The Metropolitan Taxicab Commission has asked a St. Louis County judge to force Uber to stop operating in St. Louis.
The regulatory body on Monday filed suit against the company, 19 alleged UberX drivers, and anyone else who may have driven a vehicle for UberX, saying the parties are operating in direct violation of the Commission's vehicle-for-hire code.
UberX began operating in St. Louis and St. Louis County in September, in direct defiance of the Taxicab Commission. It also filed an anti-trust lawsuit against the MTC, the same day the commission voted to allow UberX to operate as long as drivers were fingerprinted.
The application for a temporary restraining order alleges that Uber X is a transportation network company. The vehicle-for-hire code says drivers for such companies must undergo fingerprint and background checks, and have a class E chauffeurs' license. The vehicles must also be registered with the MTC. The lawsuit says that 10 of the 19 named drivers did not have the appropriate driver's license, and none had gotten the necessary registrations from the MTC.
The lawsuit also alleged that the background checks conducted by UberX were insufficient. One driver, the MTC claimed, has a suspended license and another a pending warrant in Wellston for a moving violation.
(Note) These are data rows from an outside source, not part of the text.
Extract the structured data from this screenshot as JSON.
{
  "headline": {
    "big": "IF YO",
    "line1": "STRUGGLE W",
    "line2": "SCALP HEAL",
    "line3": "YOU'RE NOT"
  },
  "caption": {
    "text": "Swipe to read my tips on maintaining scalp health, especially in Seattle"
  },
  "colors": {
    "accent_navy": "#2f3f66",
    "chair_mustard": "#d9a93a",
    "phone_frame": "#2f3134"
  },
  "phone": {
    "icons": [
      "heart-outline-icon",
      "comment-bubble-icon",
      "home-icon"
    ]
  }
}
A third has a larceny conviction for stealing between $50 and $200.
"Defendant's actions put the general public in the city of St. Louis and St. Louis County at an immediate risk of harm because the Metropolitan Taxicab Commission has no current means to verify the safety of the vehicles for hire or to confirm that the drivers are appropriate candidates for operation of vehicles for hire in the City of St. Louis and St. Louis County," the MTC lawsuit said. "Defendant's conduct resulted in irreparable harm to the Metropolitan Taxicab Commission because Defendants disregard for the Metropolitan Taxicab Commission Vehicle for Hire code will materially and detrimentally the Metropolitan Taxicab's ability to exercise its police power to protect the public."
In a statement, Sagar Shah, the general manager of Uber St. Louis, said he was not surprised the MTC was "yet again trying to stifle competition and deny people the transportation choices they have in other cities.
"Their anti-competitive conduct is not only wrong, it's illegal," Shah said. "We look forward to resolving our case in court and continuing to serve the people of St. Louis with safe rides and more economic opportunities."
Ride-sharing and the courts
This is not the first time the MTC has gone to court to defend its authority to regulate ride-sharing services and stop them from operating in the St. Louis area.
In April 2014, Uber's competitor Lyft began offering rides in the St. Louis area, despite a cease-and-desist order from the MTC. (Unlike Uber, the Lyft had not been working with regulators before it launched.) The MTC won a temporary restraining order, and later a preliminary injunction, which has been in place since July 2014. A hearing in the case is scheduled for December 7.
The taxi commission has allowed two app-based transportation companies to operate in the St. Louis area. Uber Black, which allows people to book town cars and other premium sedans on demand, launched in St. Louis nearly a year ago. Carmel Car, a company that dispatches traditional cabs, has been in the St. Louis market since 2014.
Follow Rachel Lippmann on Twitter: @rlippmann